Segment Start: INPUT RECORDS

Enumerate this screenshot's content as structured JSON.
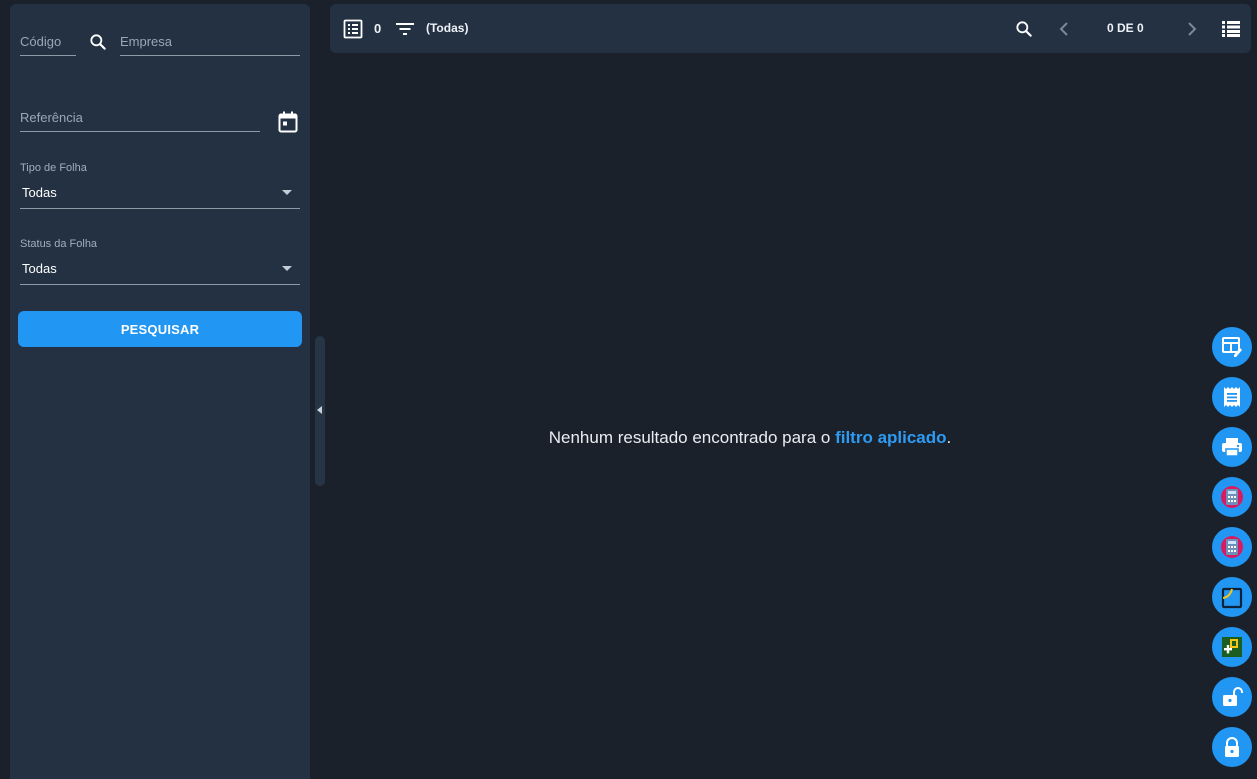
{
  "sidebar": {
    "codigo_label": "Código",
    "empresa_label": "Empresa",
    "referencia_label": "Referência",
    "tipo_folha": {
      "label": "Tipo de Folha",
      "value": "Todas"
    },
    "status_folha": {
      "label": "Status da Folha",
      "value": "Todas"
    },
    "search_button": "PESQUISAR"
  },
  "toolbar": {
    "count": "0",
    "filter_label": "(Todas)",
    "pagination": "0 DE 0"
  },
  "main": {
    "empty_prefix": "Nenhum resultado encontrado para o ",
    "empty_link": "filtro aplicado",
    "empty_suffix": "."
  },
  "fab_icons": [
    "edit-layout-icon",
    "receipt-icon",
    "print-icon",
    "calculator-icon",
    "calculator-icon",
    "export-icon",
    "add-report-icon",
    "unlock-icon",
    "lock-icon"
  ],
  "colors": {
    "accent": "#2196f3",
    "background": "#1a212b",
    "panel": "#233143",
    "link": "#2e9bf2"
  }
}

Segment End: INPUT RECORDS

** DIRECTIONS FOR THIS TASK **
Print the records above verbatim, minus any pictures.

** ANSWER TO THE EXERCISE **
Enumerate this screenshot's content as structured JSON.
{
  "sidebar": {
    "codigo_label": "Código",
    "empresa_label": "Empresa",
    "referencia_label": "Referência",
    "tipo_folha": {
      "label": "Tipo de Folha",
      "value": "Todas"
    },
    "status_folha": {
      "label": "Status da Folha",
      "value": "Todas"
    },
    "search_button": "PESQUISAR"
  },
  "toolbar": {
    "count": "0",
    "filter_label": "(Todas)",
    "pagination": "0 DE 0"
  },
  "main": {
    "empty_prefix": "Nenhum resultado encontrado para o ",
    "empty_link": "filtro aplicado",
    "empty_suffix": "."
  },
  "fab_icons": [
    "edit-layout-icon",
    "receipt-icon",
    "print-icon",
    "calculator-icon",
    "calculator-icon",
    "export-icon",
    "add-report-icon",
    "unlock-icon",
    "lock-icon"
  ],
  "colors": {
    "accent": "#2196f3",
    "background": "#1a212b",
    "panel": "#233143",
    "link": "#2e9bf2"
  }
}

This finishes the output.